The letter contained an "unconditional apology" from Hussain, who said he was putting himself at the mercy of the court.
Hussain, who has lived in self-exile in London since 1992, said he had complete faith in rule of law and respected the judiciary.
He further said he wanted to withdraw his remarks against the judiciary and would not make such comments in future.
The apex court accepted the apology and dismissed the notice issued to Hussain.
The Chief Justice said that if Hussain respected the judiciary, the apex court too respected him.
Earlier, the MQM`s legal team had asked the bench to excuse Hussain from having to appear personally in court due to security concerns.
The Supreme Court had issued a notice to Hussain on December 14 to explain why action should not be taken against him under the contempt of court law for his remarks about the judiciary.
The court had also directed Hussain to appear in court in person today.

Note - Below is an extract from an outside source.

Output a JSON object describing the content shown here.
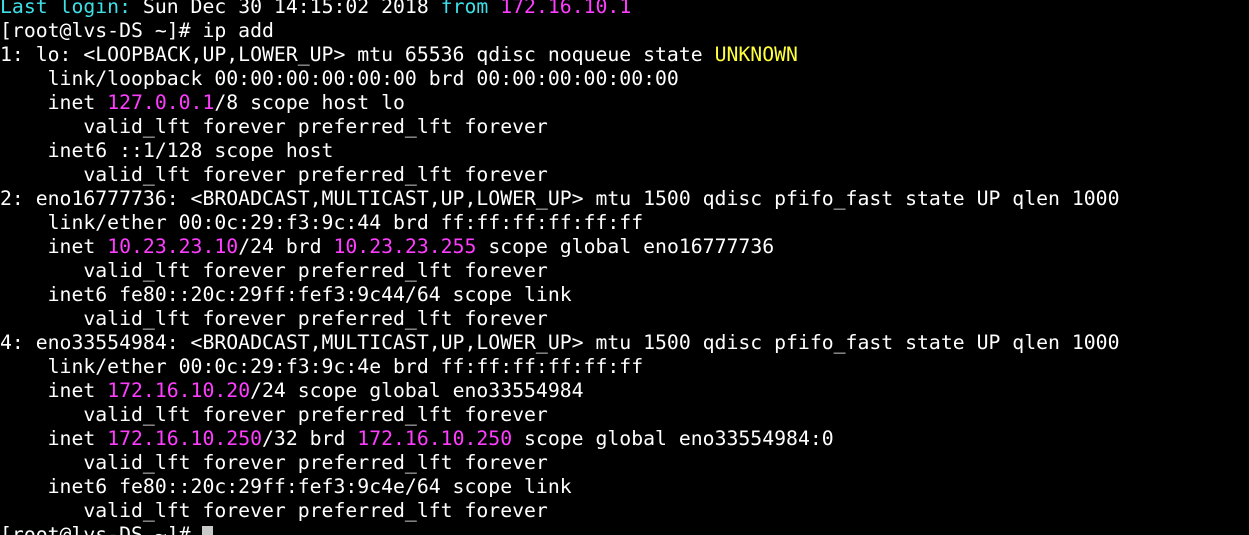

The apex court had observed that Hussain had used language that came under the purview of the contempt of court law.
It further contended that Hussain was interfering in the work of the apex court and spreading hatred against the judiciary.
During a telephonic address to a gathering in Karachi on December 2, Hussain had taken exception to the apex court`s observations about the delimitation of parliamentary constituencies in Karachi, Pakistan`s largest city that is a stronghold of the MQM.
Hussain had described certain remarks by judges as "unconstitutional" and "undemocratic" and claimed they amounted to contempt for the mandate given by the people of Karachi.
The MQM chief frequently addresses public meetings and gatherings across Pakistan by telephone.
Despite being based in London, he continues to maintain a firm grip on the MQM, which is a key partner in Pakistan`s ruling coalition.